Please return all records verbatim, no pictures.

=== Begin Enclosure ===

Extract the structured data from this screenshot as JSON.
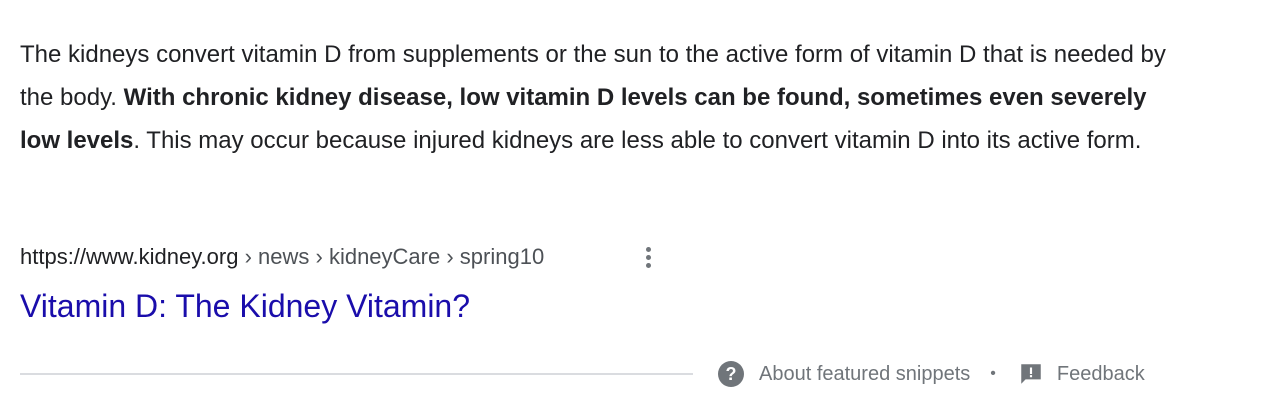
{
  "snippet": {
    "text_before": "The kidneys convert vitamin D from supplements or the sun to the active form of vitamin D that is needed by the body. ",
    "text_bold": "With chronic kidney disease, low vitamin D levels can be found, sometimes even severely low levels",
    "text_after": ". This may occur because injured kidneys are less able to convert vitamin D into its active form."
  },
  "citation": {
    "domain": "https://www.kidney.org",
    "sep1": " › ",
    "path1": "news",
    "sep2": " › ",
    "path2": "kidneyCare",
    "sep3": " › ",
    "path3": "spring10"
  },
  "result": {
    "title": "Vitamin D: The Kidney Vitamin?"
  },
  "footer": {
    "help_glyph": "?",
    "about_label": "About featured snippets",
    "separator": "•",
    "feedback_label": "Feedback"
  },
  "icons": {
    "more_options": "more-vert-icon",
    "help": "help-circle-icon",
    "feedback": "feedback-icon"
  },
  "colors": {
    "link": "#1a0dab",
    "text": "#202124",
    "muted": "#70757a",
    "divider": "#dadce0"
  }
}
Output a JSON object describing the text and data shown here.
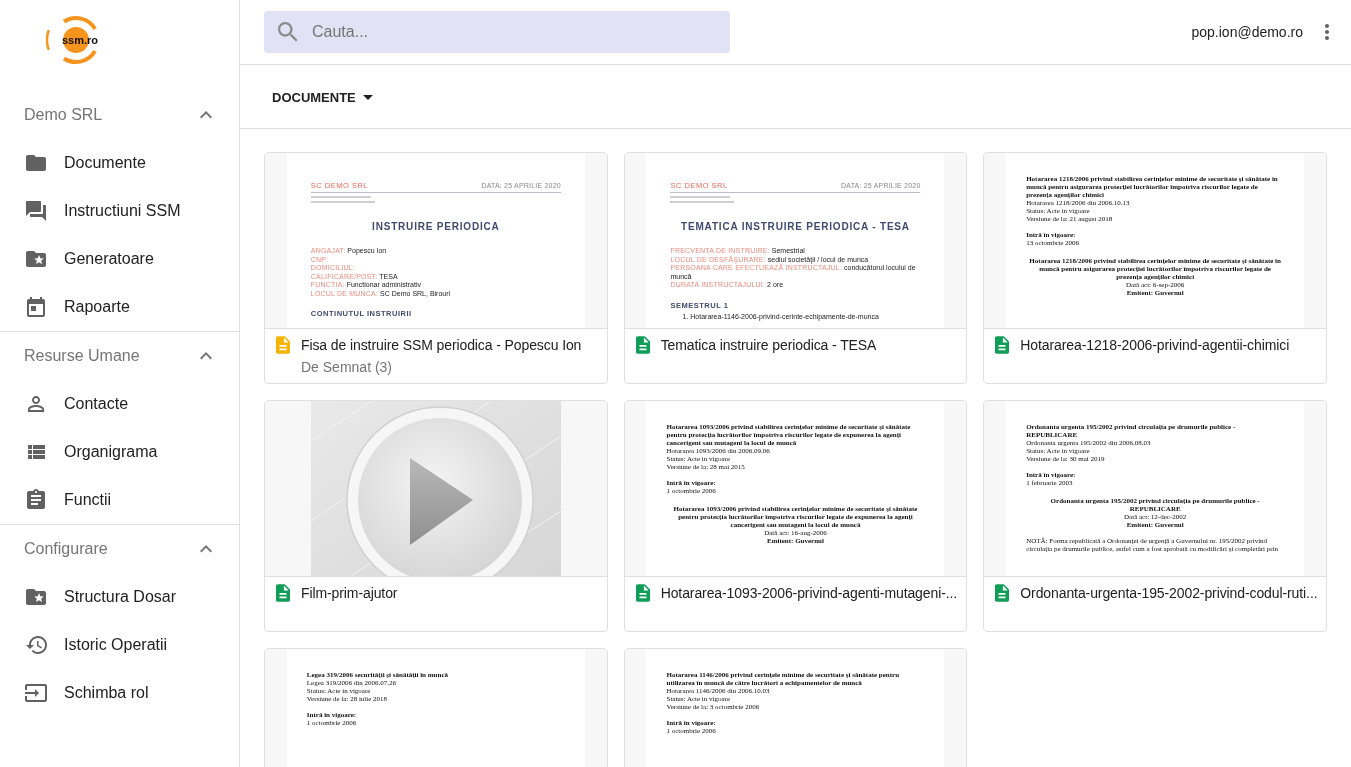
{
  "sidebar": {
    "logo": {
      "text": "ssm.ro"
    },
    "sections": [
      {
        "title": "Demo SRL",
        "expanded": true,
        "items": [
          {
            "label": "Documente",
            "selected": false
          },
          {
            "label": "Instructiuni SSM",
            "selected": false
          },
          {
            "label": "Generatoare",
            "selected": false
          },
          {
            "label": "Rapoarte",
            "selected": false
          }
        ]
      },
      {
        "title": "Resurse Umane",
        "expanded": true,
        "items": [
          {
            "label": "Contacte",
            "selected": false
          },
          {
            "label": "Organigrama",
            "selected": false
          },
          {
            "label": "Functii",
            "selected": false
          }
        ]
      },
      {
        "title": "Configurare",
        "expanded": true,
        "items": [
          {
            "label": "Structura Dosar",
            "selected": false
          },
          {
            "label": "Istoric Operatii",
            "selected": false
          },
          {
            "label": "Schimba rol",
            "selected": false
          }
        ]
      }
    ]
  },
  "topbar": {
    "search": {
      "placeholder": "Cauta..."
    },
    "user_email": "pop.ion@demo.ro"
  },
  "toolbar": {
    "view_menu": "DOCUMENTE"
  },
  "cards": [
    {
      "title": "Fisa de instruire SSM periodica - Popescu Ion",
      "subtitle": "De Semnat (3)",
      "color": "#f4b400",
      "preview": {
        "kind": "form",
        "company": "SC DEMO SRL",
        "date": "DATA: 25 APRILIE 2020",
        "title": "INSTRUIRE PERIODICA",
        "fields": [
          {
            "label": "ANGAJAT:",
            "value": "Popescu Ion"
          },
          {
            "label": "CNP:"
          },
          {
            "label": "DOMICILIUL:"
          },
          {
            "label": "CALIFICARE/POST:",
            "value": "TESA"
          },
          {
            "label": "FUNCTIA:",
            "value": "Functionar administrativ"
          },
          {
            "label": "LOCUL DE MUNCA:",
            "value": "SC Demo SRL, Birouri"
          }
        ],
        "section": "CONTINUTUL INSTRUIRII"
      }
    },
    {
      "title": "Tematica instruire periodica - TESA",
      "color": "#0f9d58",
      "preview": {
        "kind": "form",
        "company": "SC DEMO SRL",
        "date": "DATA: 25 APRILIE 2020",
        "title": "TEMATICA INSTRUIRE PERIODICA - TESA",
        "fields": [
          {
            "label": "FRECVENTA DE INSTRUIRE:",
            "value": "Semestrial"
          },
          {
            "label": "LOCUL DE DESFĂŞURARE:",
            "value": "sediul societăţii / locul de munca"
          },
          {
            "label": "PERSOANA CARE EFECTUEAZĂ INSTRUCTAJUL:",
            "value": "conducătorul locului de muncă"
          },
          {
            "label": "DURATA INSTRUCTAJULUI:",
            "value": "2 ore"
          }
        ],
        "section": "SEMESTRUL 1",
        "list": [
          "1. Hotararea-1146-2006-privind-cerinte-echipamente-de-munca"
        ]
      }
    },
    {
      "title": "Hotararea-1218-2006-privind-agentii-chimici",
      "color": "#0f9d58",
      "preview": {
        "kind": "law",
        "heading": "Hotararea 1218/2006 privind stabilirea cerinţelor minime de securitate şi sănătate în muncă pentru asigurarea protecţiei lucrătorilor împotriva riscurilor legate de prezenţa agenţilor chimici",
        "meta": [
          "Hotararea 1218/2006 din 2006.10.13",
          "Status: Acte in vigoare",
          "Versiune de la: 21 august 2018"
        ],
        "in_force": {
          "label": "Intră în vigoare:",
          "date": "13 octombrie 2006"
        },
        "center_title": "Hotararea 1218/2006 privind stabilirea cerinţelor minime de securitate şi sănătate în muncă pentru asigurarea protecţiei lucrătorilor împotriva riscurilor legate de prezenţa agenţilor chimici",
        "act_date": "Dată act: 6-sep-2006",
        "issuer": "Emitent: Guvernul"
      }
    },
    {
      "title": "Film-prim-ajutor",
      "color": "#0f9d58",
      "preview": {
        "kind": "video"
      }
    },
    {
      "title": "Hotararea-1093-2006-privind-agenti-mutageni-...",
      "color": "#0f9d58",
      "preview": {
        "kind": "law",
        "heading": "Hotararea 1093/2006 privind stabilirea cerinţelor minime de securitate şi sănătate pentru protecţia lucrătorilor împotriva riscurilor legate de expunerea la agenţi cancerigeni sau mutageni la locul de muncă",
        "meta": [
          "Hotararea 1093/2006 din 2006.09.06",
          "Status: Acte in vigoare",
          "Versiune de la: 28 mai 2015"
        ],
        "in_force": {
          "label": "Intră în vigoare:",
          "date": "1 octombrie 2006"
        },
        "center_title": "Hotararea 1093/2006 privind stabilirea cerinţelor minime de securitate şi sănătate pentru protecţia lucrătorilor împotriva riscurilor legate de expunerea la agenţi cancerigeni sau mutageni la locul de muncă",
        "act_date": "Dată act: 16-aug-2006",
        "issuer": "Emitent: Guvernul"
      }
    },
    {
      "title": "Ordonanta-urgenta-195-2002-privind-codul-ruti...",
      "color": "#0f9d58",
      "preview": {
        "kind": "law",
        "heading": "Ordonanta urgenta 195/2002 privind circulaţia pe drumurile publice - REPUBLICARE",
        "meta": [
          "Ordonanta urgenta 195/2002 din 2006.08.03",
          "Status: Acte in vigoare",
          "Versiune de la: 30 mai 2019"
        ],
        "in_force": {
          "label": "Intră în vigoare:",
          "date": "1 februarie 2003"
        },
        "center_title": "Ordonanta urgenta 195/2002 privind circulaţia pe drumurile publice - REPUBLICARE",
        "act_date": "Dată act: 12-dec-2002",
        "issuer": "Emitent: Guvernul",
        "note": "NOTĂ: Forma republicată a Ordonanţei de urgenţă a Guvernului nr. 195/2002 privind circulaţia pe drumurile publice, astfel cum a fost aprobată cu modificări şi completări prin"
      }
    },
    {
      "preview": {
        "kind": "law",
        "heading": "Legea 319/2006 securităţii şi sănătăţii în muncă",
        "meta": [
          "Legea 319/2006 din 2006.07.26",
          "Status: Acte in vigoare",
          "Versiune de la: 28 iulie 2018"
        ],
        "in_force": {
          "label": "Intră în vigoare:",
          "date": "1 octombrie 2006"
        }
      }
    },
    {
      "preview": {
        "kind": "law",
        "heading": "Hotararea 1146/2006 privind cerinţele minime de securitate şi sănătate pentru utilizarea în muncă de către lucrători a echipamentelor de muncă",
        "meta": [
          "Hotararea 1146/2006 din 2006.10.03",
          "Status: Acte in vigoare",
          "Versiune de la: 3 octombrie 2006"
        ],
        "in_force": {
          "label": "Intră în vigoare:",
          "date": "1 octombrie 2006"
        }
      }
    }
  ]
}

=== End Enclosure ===

Result of this exercise:
Extract the structured data from this screenshot as JSON.
{
  "snippet": {
    "text_before": "The kidneys convert vitamin D from supplements or the sun to the active form of vitamin D that is needed by the body. ",
    "text_bold": "With chronic kidney disease, low vitamin D levels can be found, sometimes even severely low levels",
    "text_after": ". This may occur because injured kidneys are less able to convert vitamin D into its active form."
  },
  "citation": {
    "domain": "https://www.kidney.org",
    "sep1": " › ",
    "path1": "news",
    "sep2": " › ",
    "path2": "kidneyCare",
    "sep3": " › ",
    "path3": "spring10"
  },
  "result": {
    "title": "Vitamin D: The Kidney Vitamin?"
  },
  "footer": {
    "help_glyph": "?",
    "about_label": "About featured snippets",
    "separator": "•",
    "feedback_label": "Feedback"
  },
  "icons": {
    "more_options": "more-vert-icon",
    "help": "help-circle-icon",
    "feedback": "feedback-icon"
  },
  "colors": {
    "link": "#1a0dab",
    "text": "#202124",
    "muted": "#70757a",
    "divider": "#dadce0"
  }
}
Output a JSON object describing the text and data shown here.
{
  "sidebar": {
    "logo": {
      "text": "ssm.ro"
    },
    "sections": [
      {
        "title": "Demo SRL",
        "expanded": true,
        "items": [
          {
            "label": "Documente",
            "selected": false
          },
          {
            "label": "Instructiuni SSM",
            "selected": false
          },
          {
            "label": "Generatoare",
            "selected": false
          },
          {
            "label": "Rapoarte",
            "selected": false
          }
        ]
      },
      {
        "title": "Resurse Umane",
        "expanded": true,
        "items": [
          {
            "label": "Contacte",
            "selected": false
          },
          {
            "label": "Organigrama",
            "selected": false
          },
          {
            "label": "Functii",
            "selected": false
          }
        ]
      },
      {
        "title": "Configurare",
        "expanded": true,
        "items": [
          {
            "label": "Structura Dosar",
            "selected": false
          },
          {
            "label": "Istoric Operatii",
            "selected": false
          },
          {
            "label": "Schimba rol",
            "selected": false
          }
        ]
      }
    ]
  },
  "topbar": {
    "search": {
      "placeholder": "Cauta..."
    },
    "user_email": "pop.ion@demo.ro"
  },
  "toolbar": {
    "view_menu": "DOCUMENTE"
  },
  "cards": [
    {
      "title": "Fisa de instruire SSM periodica - Popescu Ion",
      "subtitle": "De Semnat (3)",
      "color": "#f4b400",
      "preview": {
        "kind": "form",
        "company": "SC DEMO SRL",
        "date": "DATA: 25 APRILIE 2020",
        "title": "INSTRUIRE PERIODICA",
        "fields": [
          {
            "label": "ANGAJAT:",
            "value": "Popescu Ion"
          },
          {
            "label": "CNP:"
          },
          {
            "label": "DOMICILIUL:"
          },
          {
            "label": "CALIFICARE/POST:",
            "value": "TESA"
          },
          {
            "label": "FUNCTIA:",
            "value": "Functionar administrativ"
          },
          {
            "label": "LOCUL DE MUNCA:",
            "value": "SC Demo SRL, Birouri"
          }
        ],
        "section": "CONTINUTUL INSTRUIRII"
      }
    },
    {
      "title": "Tematica instruire periodica - TESA",
      "color": "#0f9d58",
      "preview": {
        "kind": "form",
        "company": "SC DEMO SRL",
        "date": "DATA: 25 APRILIE 2020",
        "title": "TEMATICA INSTRUIRE PERIODICA - TESA",
        "fields": [
          {
            "label": "FRECVENTA DE INSTRUIRE:",
            "value": "Semestrial"
          },
          {
            "label": "LOCUL DE DESFĂŞURARE:",
            "value": "sediul societăţii / locul de munca"
          },
          {
            "label": "PERSOANA CARE EFECTUEAZĂ INSTRUCTAJUL:",
            "value": "conducătorul locului de muncă"
          },
          {
            "label": "DURATA INSTRUCTAJULUI:",
            "value": "2 ore"
          }
        ],
        "section": "SEMESTRUL 1",
        "list": [
          "1. Hotararea-1146-2006-privind-cerinte-echipamente-de-munca"
        ]
      }
    },
    {
      "title": "Hotararea-1218-2006-privind-agentii-chimici",
      "color": "#0f9d58",
      "preview": {
        "kind": "law",
        "heading": "Hotararea 1218/2006 privind stabilirea cerinţelor minime de securitate şi sănătate în muncă pentru asigurarea protecţiei lucrătorilor împotriva riscurilor legate de prezenţa agenţilor chimici",
        "meta": [
          "Hotararea 1218/2006 din 2006.10.13",
          "Status: Acte in vigoare",
          "Versiune de la: 21 august 2018"
        ],
        "in_force": {
          "label": "Intră în vigoare:",
          "date": "13 octombrie 2006"
        },
        "center_title": "Hotararea 1218/2006 privind stabilirea cerinţelor minime de securitate şi sănătate în muncă pentru asigurarea protecţiei lucrătorilor împotriva riscurilor legate de prezenţa agenţilor chimici",
        "act_date": "Dată act: 6-sep-2006",
        "issuer": "Emitent: Guvernul"
      }
    },
    {
      "title": "Film-prim-ajutor",
      "color": "#0f9d58",
      "preview": {
        "kind": "video"
      }
    },
    {
      "title": "Hotararea-1093-2006-privind-agenti-mutageni-...",
      "color": "#0f9d58",
      "preview": {
        "kind": "law",
        "heading": "Hotararea 1093/2006 privind stabilirea cerinţelor minime de securitate şi sănătate pentru protecţia lucrătorilor împotriva riscurilor legate de expunerea la agenţi cancerigeni sau mutageni la locul de muncă",
        "meta": [
          "Hotararea 1093/2006 din 2006.09.06",
          "Status: Acte in vigoare",
          "Versiune de la: 28 mai 2015"
        ],
        "in_force": {
          "label": "Intră în vigoare:",
          "date": "1 octombrie 2006"
        },
        "center_title": "Hotararea 1093/2006 privind stabilirea cerinţelor minime de securitate şi sănătate pentru protecţia lucrătorilor împotriva riscurilor legate de expunerea la agenţi cancerigeni sau mutageni la locul de muncă",
        "act_date": "Dată act: 16-aug-2006",
        "issuer": "Emitent: Guvernul"
      }
    },
    {
      "title": "Ordonanta-urgenta-195-2002-privind-codul-ruti...",
      "color": "#0f9d58",
      "preview": {
        "kind": "law",
        "heading": "Ordonanta urgenta 195/2002 privind circulaţia pe drumurile publice - REPUBLICARE",
        "meta": [
          "Ordonanta urgenta 195/2002 din 2006.08.03",
          "Status: Acte in vigoare",
          "Versiune de la: 30 mai 2019"
        ],
        "in_force": {
          "label": "Intră în vigoare:",
          "date": "1 februarie 2003"
        },
        "center_title": "Ordonanta urgenta 195/2002 privind circulaţia pe drumurile publice - REPUBLICARE",
        "act_date": "Dată act: 12-dec-2002",
        "issuer": "Emitent: Guvernul",
        "note": "NOTĂ: Forma republicată a Ordonanţei de urgenţă a Guvernului nr. 195/2002 privind circulaţia pe drumurile publice, astfel cum a fost aprobată cu modificări şi completări prin"
      }
    },
    {
      "preview": {
        "kind": "law",
        "heading": "Legea 319/2006 securităţii şi sănătăţii în muncă",
        "meta": [
          "Legea 319/2006 din 2006.07.26",
          "Status: Acte in vigoare",
          "Versiune de la: 28 iulie 2018"
        ],
        "in_force": {
          "label": "Intră în vigoare:",
          "date": "1 octombrie 2006"
        }
      }
    },
    {
      "preview": {
        "kind": "law",
        "heading": "Hotararea 1146/2006 privind cerinţele minime de securitate şi sănătate pentru utilizarea în muncă de către lucrători a echipamentelor de muncă",
        "meta": [
          "Hotararea 1146/2006 din 2006.10.03",
          "Status: Acte in vigoare",
          "Versiune de la: 3 octombrie 2006"
        ],
        "in_force": {
          "label": "Intră în vigoare:",
          "date": "1 octombrie 2006"
        }
      }
    }
  ]
}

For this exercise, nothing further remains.